**What this task involves:**
The answer is all of the data repeated exactly, with each picture omitted.

(Web page and app entries)

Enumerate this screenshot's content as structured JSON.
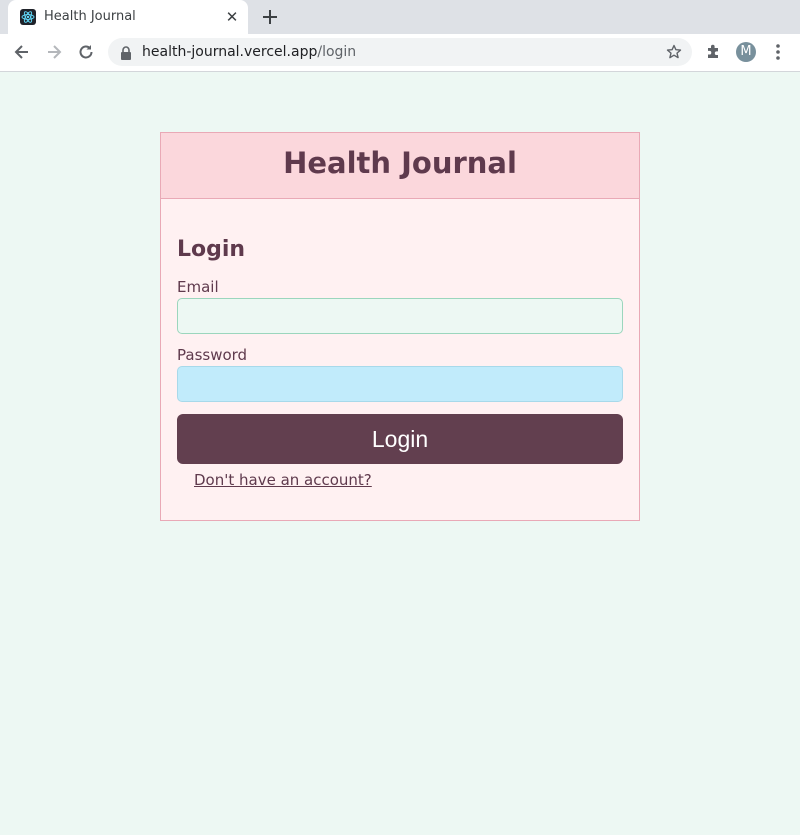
{
  "browser": {
    "tab_title": "Health Journal",
    "url_host": "health-journal.vercel.app",
    "url_path": "/login",
    "profile_initial": "M",
    "icons": {
      "favicon": "react-favicon",
      "close_tab": "close-icon",
      "new_tab": "plus-icon",
      "back": "back-arrow-icon",
      "forward": "forward-arrow-icon",
      "reload": "reload-icon",
      "lock": "lock-icon",
      "bookmark": "star-icon",
      "extensions": "puzzle-icon",
      "menu": "kebab-menu-icon"
    }
  },
  "page": {
    "app_title": "Health Journal",
    "form_heading": "Login",
    "email_label": "Email",
    "email_value": "",
    "password_label": "Password",
    "password_value": "",
    "login_button": "Login",
    "signup_link": "Don't have an account?"
  },
  "colors": {
    "page_background": "#edf8f3",
    "header_background": "#fbd7dc",
    "card_background": "#fff1f2",
    "primary_text": "#5f3a4d",
    "button_background": "#623f4f",
    "password_field_background": "#c1ebfb"
  }
}
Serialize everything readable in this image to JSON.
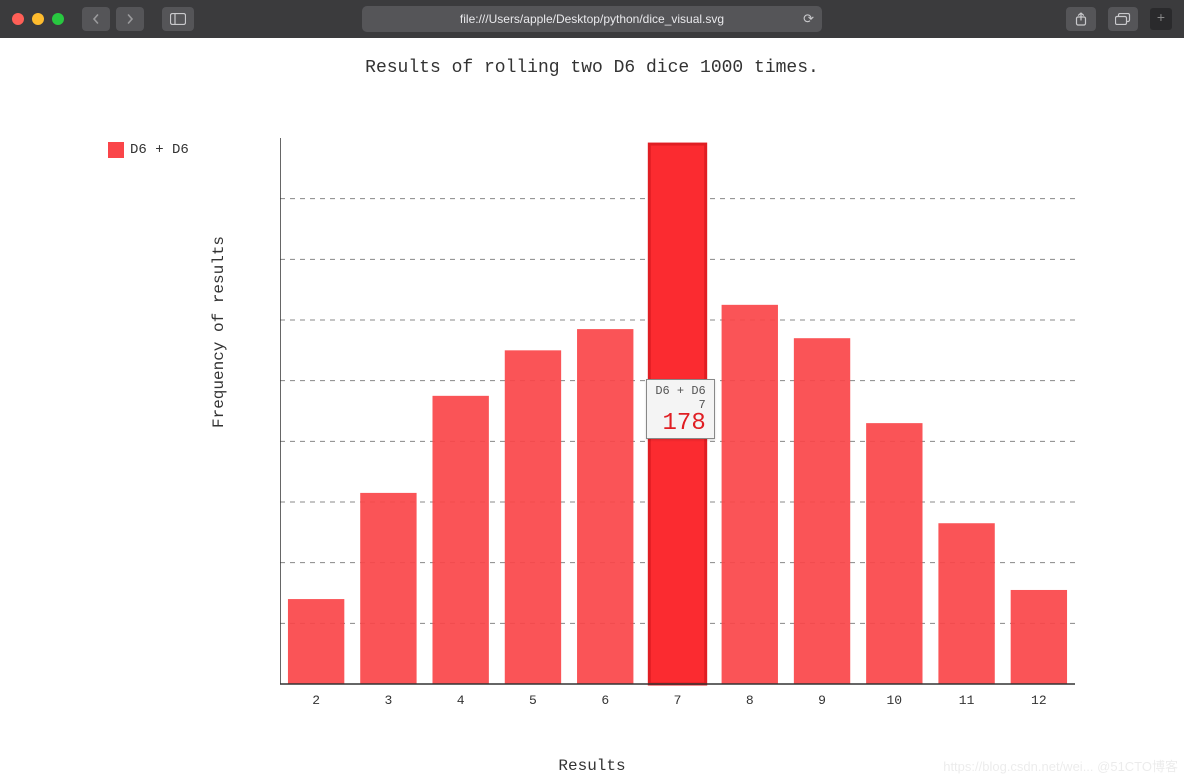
{
  "browser": {
    "url": "file:///Users/apple/Desktop/python/dice_visual.svg"
  },
  "chart_data": {
    "type": "bar",
    "title": "Results of rolling two D6 dice 1000 times.",
    "xlabel": "Results",
    "ylabel": "Frequency of results",
    "categories": [
      2,
      3,
      4,
      5,
      6,
      7,
      8,
      9,
      10,
      11,
      12
    ],
    "series": [
      {
        "name": "D6 + D6",
        "values": [
          28,
          63,
          95,
          110,
          117,
          178,
          125,
          114,
          86,
          53,
          31
        ]
      }
    ],
    "ylim": [
      0,
      180
    ],
    "yticks": [
      0,
      20,
      40,
      60,
      80,
      100,
      120,
      140,
      160
    ],
    "highlight": {
      "category": 7,
      "value": 178,
      "series": "D6 + D6"
    }
  },
  "tooltip": {
    "series_label": "D6 + D6",
    "category_label": "7",
    "value_label": "178"
  },
  "watermark": "https://blog.csdn.net/wei... @51CTO博客"
}
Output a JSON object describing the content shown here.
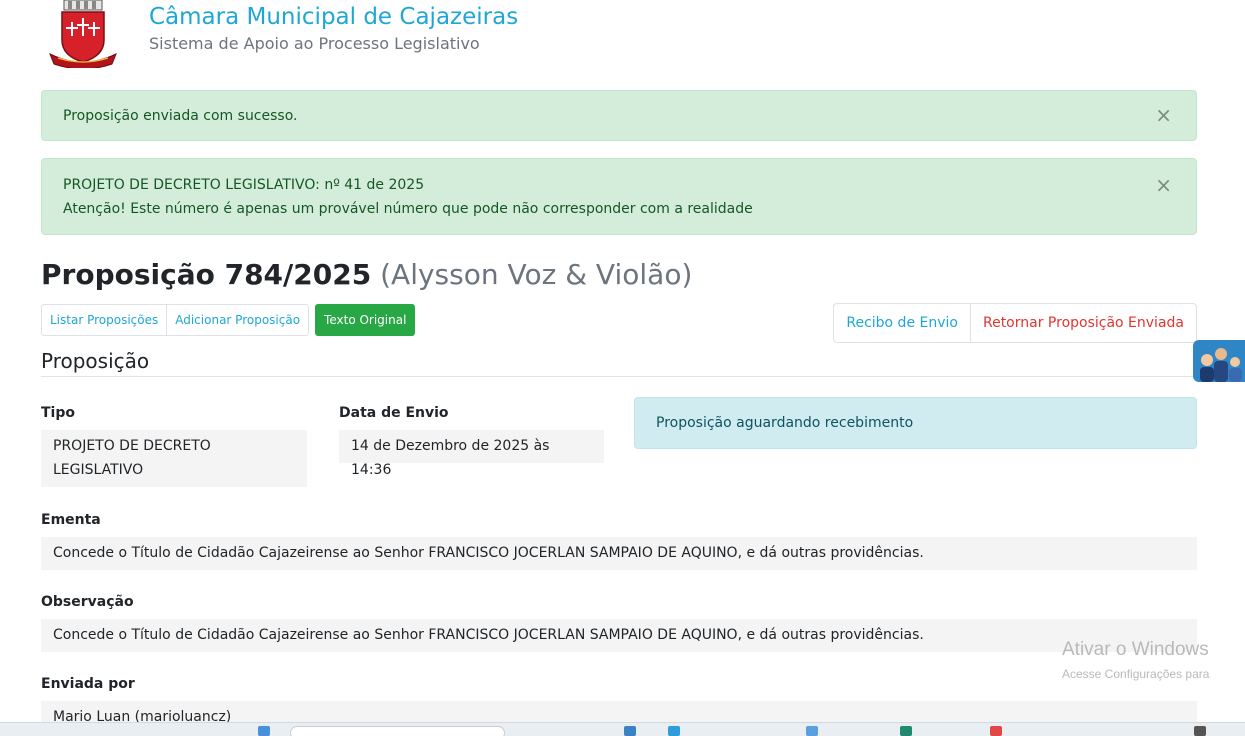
{
  "header": {
    "title": "Câmara Municipal de Cajazeiras",
    "subtitle": "Sistema de Apoio ao Processo Legislativo"
  },
  "alerts": [
    {
      "lines": [
        "Proposição enviada com sucesso."
      ],
      "close": "×"
    },
    {
      "lines": [
        "PROJETO DE DECRETO LEGISLATIVO: nº 41 de 2025",
        "Atenção! Este número é apenas um provável número que pode não corresponder com a realidade"
      ],
      "close": "×"
    }
  ],
  "page": {
    "title": "Proposição 784/2025",
    "author": "(Alysson Voz & Violão)"
  },
  "left_buttons": [
    "Listar Proposições",
    "Adicionar Proposição",
    "Texto Original"
  ],
  "right_buttons": [
    "Recibo de Envio",
    "Retornar Proposição Enviada"
  ],
  "section_title": "Proposição",
  "fields": {
    "tipo": {
      "label": "Tipo",
      "value_line1": "PROJETO DE DECRETO",
      "value_line2": "LEGISLATIVO"
    },
    "data_envio": {
      "label": "Data de Envio",
      "value": "14 de Dezembro de 2025 às 14:36"
    },
    "status": "Proposição aguardando recebimento",
    "ementa": {
      "label": "Ementa",
      "value": "Concede o Título de Cidadão Cajazeirense ao Senhor FRANCISCO JOCERLAN SAMPAIO DE AQUINO, e dá outras providências."
    },
    "observacao": {
      "label": "Observação",
      "value": "Concede o Título de Cidadão Cajazeirense ao Senhor FRANCISCO JOCERLAN SAMPAIO DE AQUINO, e dá outras providências."
    },
    "enviada_por": {
      "label": "Enviada por",
      "value": "Mario Luan (marioluancz)"
    }
  },
  "watermark": {
    "line1": "Ativar o Windows",
    "line2": "Acesse Configurações para"
  },
  "colors": {
    "brand": "#1ea7d6",
    "success_alert_bg": "#d4edda",
    "info_alert_bg": "#d1ecf1",
    "success_button": "#28a745",
    "danger_text": "#e3342f"
  }
}
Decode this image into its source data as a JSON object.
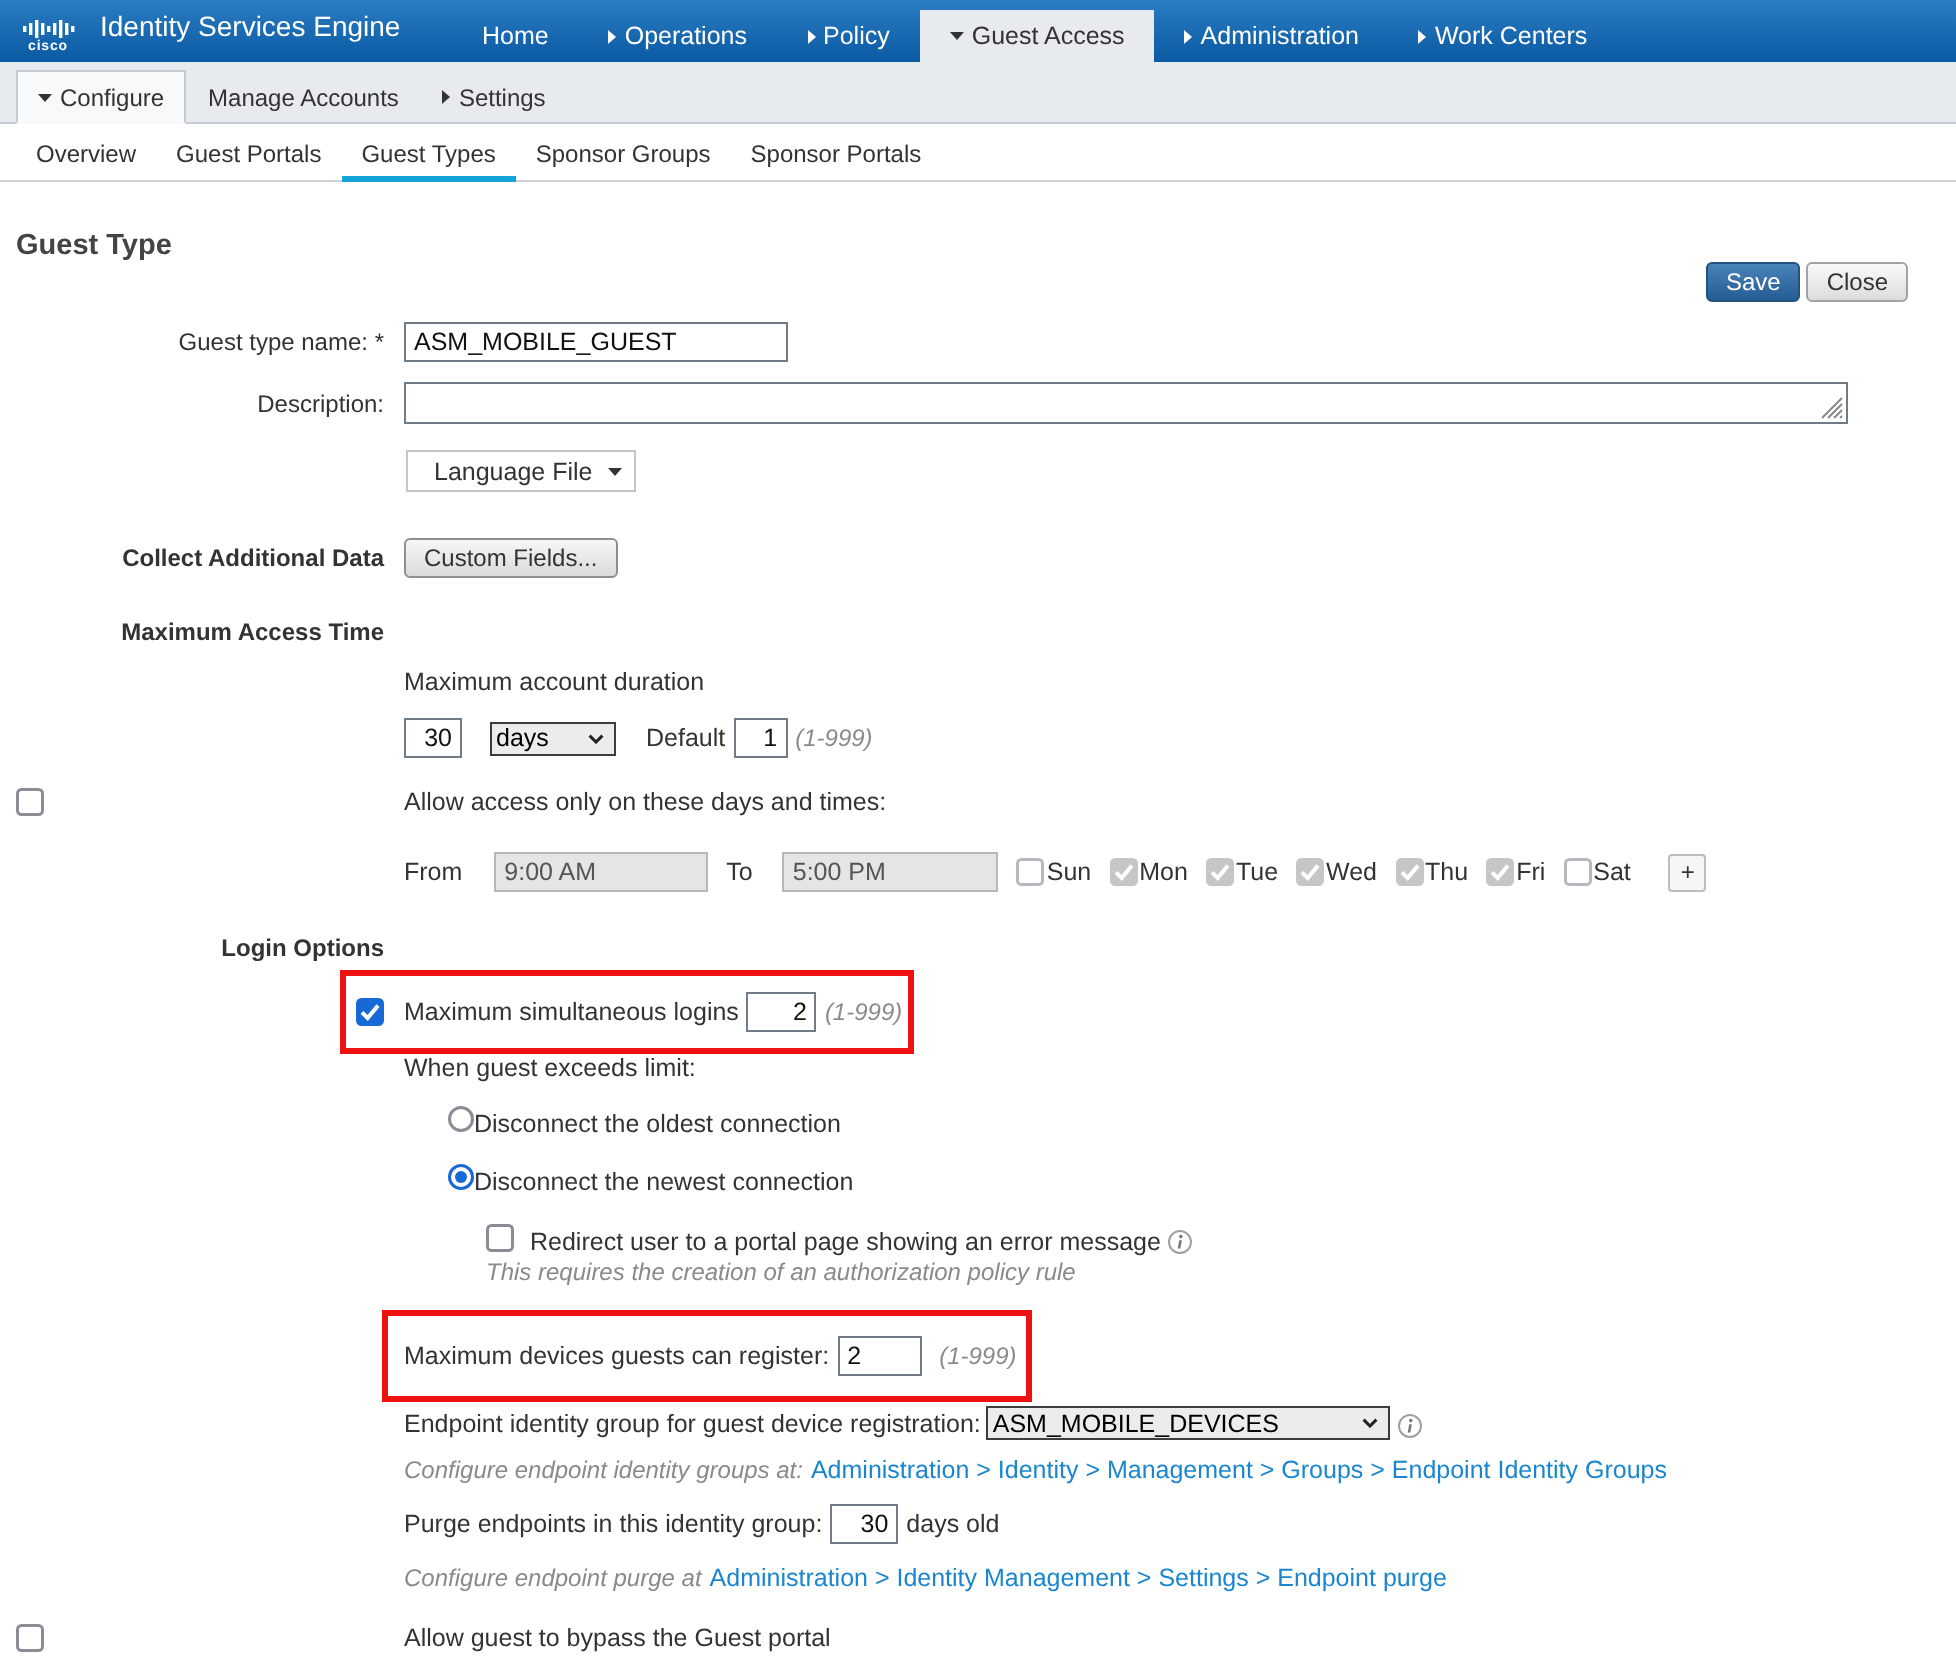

**Solution for this problem:**
Enumerate this screenshot's content as structured JSON.
{
  "browser": {
    "tab_title": "Health Journal",
    "url_host": "health-journal.vercel.app",
    "url_path": "/login",
    "profile_initial": "M",
    "icons": {
      "favicon": "react-favicon",
      "close_tab": "close-icon",
      "new_tab": "plus-icon",
      "back": "back-arrow-icon",
      "forward": "forward-arrow-icon",
      "reload": "reload-icon",
      "lock": "lock-icon",
      "bookmark": "star-icon",
      "extensions": "puzzle-icon",
      "menu": "kebab-menu-icon"
    }
  },
  "page": {
    "app_title": "Health Journal",
    "form_heading": "Login",
    "email_label": "Email",
    "email_value": "",
    "password_label": "Password",
    "password_value": "",
    "login_button": "Login",
    "signup_link": "Don't have an account?"
  },
  "colors": {
    "page_background": "#edf8f3",
    "header_background": "#fbd7dc",
    "card_background": "#fff1f2",
    "primary_text": "#5f3a4d",
    "button_background": "#623f4f",
    "password_field_background": "#c1ebfb"
  }
}
Serialize everything readable in this image to JSON.
{
  "browser": {
    "url": "file:///Users/apple/Desktop/python/dice_visual.svg"
  },
  "chart_data": {
    "type": "bar",
    "title": "Results of rolling two D6 dice 1000 times.",
    "xlabel": "Results",
    "ylabel": "Frequency of results",
    "categories": [
      2,
      3,
      4,
      5,
      6,
      7,
      8,
      9,
      10,
      11,
      12
    ],
    "series": [
      {
        "name": "D6 + D6",
        "values": [
          28,
          63,
          95,
          110,
          117,
          178,
          125,
          114,
          86,
          53,
          31
        ]
      }
    ],
    "ylim": [
      0,
      180
    ],
    "yticks": [
      0,
      20,
      40,
      60,
      80,
      100,
      120,
      140,
      160
    ],
    "highlight": {
      "category": 7,
      "value": 178,
      "series": "D6 + D6"
    }
  },
  "tooltip": {
    "series_label": "D6 + D6",
    "category_label": "7",
    "value_label": "178"
  },
  "watermark": "https://blog.csdn.net/wei... @51CTO博客"
}
Output a JSON object describing the content shown here.
{
  "header": {
    "title": "Câmara Municipal de Cajazeiras",
    "subtitle": "Sistema de Apoio ao Processo Legislativo"
  },
  "alerts": [
    {
      "lines": [
        "Proposição enviada com sucesso."
      ],
      "close": "×"
    },
    {
      "lines": [
        "PROJETO DE DECRETO LEGISLATIVO: nº 41 de 2025",
        "Atenção! Este número é apenas um provável número que pode não corresponder com a realidade"
      ],
      "close": "×"
    }
  ],
  "page": {
    "title": "Proposição 784/2025",
    "author": "(Alysson Voz & Violão)"
  },
  "left_buttons": [
    "Listar Proposições",
    "Adicionar Proposição",
    "Texto Original"
  ],
  "right_buttons": [
    "Recibo de Envio",
    "Retornar Proposição Enviada"
  ],
  "section_title": "Proposição",
  "fields": {
    "tipo": {
      "label": "Tipo",
      "value_line1": "PROJETO DE DECRETO",
      "value_line2": "LEGISLATIVO"
    },
    "data_envio": {
      "label": "Data de Envio",
      "value": "14 de Dezembro de 2025 às 14:36"
    },
    "status": "Proposição aguardando recebimento",
    "ementa": {
      "label": "Ementa",
      "value": "Concede o Título de Cidadão Cajazeirense ao Senhor FRANCISCO JOCERLAN SAMPAIO DE AQUINO, e dá outras providências."
    },
    "observacao": {
      "label": "Observação",
      "value": "Concede o Título de Cidadão Cajazeirense ao Senhor FRANCISCO JOCERLAN SAMPAIO DE AQUINO, e dá outras providências."
    },
    "enviada_por": {
      "label": "Enviada por",
      "value": "Mario Luan (marioluancz)"
    }
  },
  "watermark": {
    "line1": "Ativar o Windows",
    "line2": "Acesse Configurações para"
  },
  "colors": {
    "brand": "#1ea7d6",
    "success_alert_bg": "#d4edda",
    "info_alert_bg": "#d1ecf1",
    "success_button": "#28a745",
    "danger_text": "#e3342f"
  }
}
Decode this image into its source data as a JSON object.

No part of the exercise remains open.